The recent arrival to Australia slept at work, didn’t appear to have much money and seemed very reluctant to engage with his co-workers.
His colleagues spotted what the signs of criminal exploitation could be and eventually helped him to escape.
This is one of the many stories Anti-Slavery Australia founding director Professor Jennifer Burn hears on a regular basis.
The law and research centre is dedicated to advancing the rights of people who have experienced all forms of modern slavery.
The team is currently helping more than 400 people who have been enslaved, trafficked, in forced labour or forced marriage.
During the COVID pandemic, there was a 27 per cent increase in calls to their services.
This did not reflect the trafficking of people into Australia but rather the increased exploitation of people already here.
This was particularly the case for people on temporary visas, such as student visas and working holiday visas.
As whole industries closed, it was impossible for people in casual work to continue.
The lockdown meant jobs were lost.
“That increased a pool of people who were vulnerable to exploitation,” she said.
“That was an unexpected development.”
This year the team, based at the University of Technology Sydney, will focus heavily on improving the response to survivors of modern slavery.
“Generally speaking, our support framework is based on criminal justice outcomes,” she said.
“But clearly we know there are some people who are so traumatised or fearful that they’re unable to engage with an investigative process or they’re terrified of speaking to the police.”
Professor Burn said there were several ways Australians could help stop this crime.
According to Anti-Slavery Australia, the signs of modern slavery include:
- Controlled or restricted freedom of movement – monitored, guarded or confined
- Intimidation and threats including threats of deportation
- Threatened or actual physical and/or sexual violence
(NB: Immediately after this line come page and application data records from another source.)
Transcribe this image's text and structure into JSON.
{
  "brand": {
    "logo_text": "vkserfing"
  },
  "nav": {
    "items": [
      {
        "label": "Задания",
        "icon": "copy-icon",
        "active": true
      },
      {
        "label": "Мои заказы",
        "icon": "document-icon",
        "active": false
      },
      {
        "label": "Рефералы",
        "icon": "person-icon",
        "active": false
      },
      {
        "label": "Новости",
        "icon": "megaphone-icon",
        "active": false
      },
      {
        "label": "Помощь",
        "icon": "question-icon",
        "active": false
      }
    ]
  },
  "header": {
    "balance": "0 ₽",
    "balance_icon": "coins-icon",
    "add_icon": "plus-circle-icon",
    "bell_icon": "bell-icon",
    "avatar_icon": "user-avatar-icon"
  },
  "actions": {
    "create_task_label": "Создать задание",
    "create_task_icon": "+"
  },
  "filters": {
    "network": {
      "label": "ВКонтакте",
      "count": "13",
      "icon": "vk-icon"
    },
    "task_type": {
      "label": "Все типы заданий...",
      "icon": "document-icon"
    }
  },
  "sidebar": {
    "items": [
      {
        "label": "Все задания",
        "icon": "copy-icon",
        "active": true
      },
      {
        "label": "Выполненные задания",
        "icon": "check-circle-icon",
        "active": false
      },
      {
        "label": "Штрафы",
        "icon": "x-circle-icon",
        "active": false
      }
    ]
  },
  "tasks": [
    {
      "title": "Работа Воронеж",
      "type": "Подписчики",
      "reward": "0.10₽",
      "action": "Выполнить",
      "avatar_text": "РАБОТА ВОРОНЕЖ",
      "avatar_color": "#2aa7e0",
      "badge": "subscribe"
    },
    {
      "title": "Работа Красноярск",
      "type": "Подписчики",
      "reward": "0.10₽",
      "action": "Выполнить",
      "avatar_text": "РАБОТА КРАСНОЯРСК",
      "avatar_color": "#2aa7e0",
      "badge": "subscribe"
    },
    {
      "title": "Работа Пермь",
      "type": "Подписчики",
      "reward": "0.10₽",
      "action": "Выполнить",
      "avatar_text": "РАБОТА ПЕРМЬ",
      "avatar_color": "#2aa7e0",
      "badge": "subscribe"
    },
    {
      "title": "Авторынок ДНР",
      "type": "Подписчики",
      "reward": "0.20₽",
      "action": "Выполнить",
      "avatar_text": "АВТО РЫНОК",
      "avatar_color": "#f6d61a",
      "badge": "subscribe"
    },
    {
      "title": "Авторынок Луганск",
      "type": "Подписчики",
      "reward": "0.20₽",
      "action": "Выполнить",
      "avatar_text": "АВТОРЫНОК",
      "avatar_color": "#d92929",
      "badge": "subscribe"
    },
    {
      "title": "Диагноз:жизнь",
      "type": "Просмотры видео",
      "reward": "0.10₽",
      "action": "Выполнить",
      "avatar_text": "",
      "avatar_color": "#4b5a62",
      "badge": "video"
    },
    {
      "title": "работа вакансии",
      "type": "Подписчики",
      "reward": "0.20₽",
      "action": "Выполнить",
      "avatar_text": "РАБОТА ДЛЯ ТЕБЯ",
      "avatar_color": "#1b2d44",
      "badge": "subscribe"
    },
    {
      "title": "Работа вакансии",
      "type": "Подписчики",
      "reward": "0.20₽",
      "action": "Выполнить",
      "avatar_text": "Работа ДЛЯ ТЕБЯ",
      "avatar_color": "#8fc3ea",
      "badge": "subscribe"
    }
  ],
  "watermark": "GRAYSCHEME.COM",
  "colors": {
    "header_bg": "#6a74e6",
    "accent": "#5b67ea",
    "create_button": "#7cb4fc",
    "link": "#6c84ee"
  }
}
- Travel or other important documents have been taken by employer or a third party
- Abusive living and/or working conditions
- Living at the workplace or another place owned/controlled by employer
- Isolation – geographic, social and/or linguistic
- Withholding, underpayment or no payment of wages
- Excessive hours of work
- Debt bondage (for example, labour or services are provided as security or repayment of an inflated debt)
- Deceived or lack of information about nature and conditions of work
- No discretion over life decisions
- Unable to end employment at any time
Another way Australians can help is by being an ethical consumer.
Australians can view the government’s modern slavery register, which requires big businesses to upload a statement to address the risk of modern slavery in their business and supply chains.
‘Light at the end of the tunnel’
Professor Burn and her team are working towards better outcomes for survivors.
She knows with the right support, survivors can move past their traumatic experiences.
One woman, who she has known for a long time, recently became an Australian citizen and bought a house.
The woman’s situation was different 15 years ago, as she was in a modern slavery situation.
“There are people with incredible bravery and resilience who can draw on the support,” she said.
“However it can be easier for some than others.
“With the right support, there is light at the end of the tunnel.”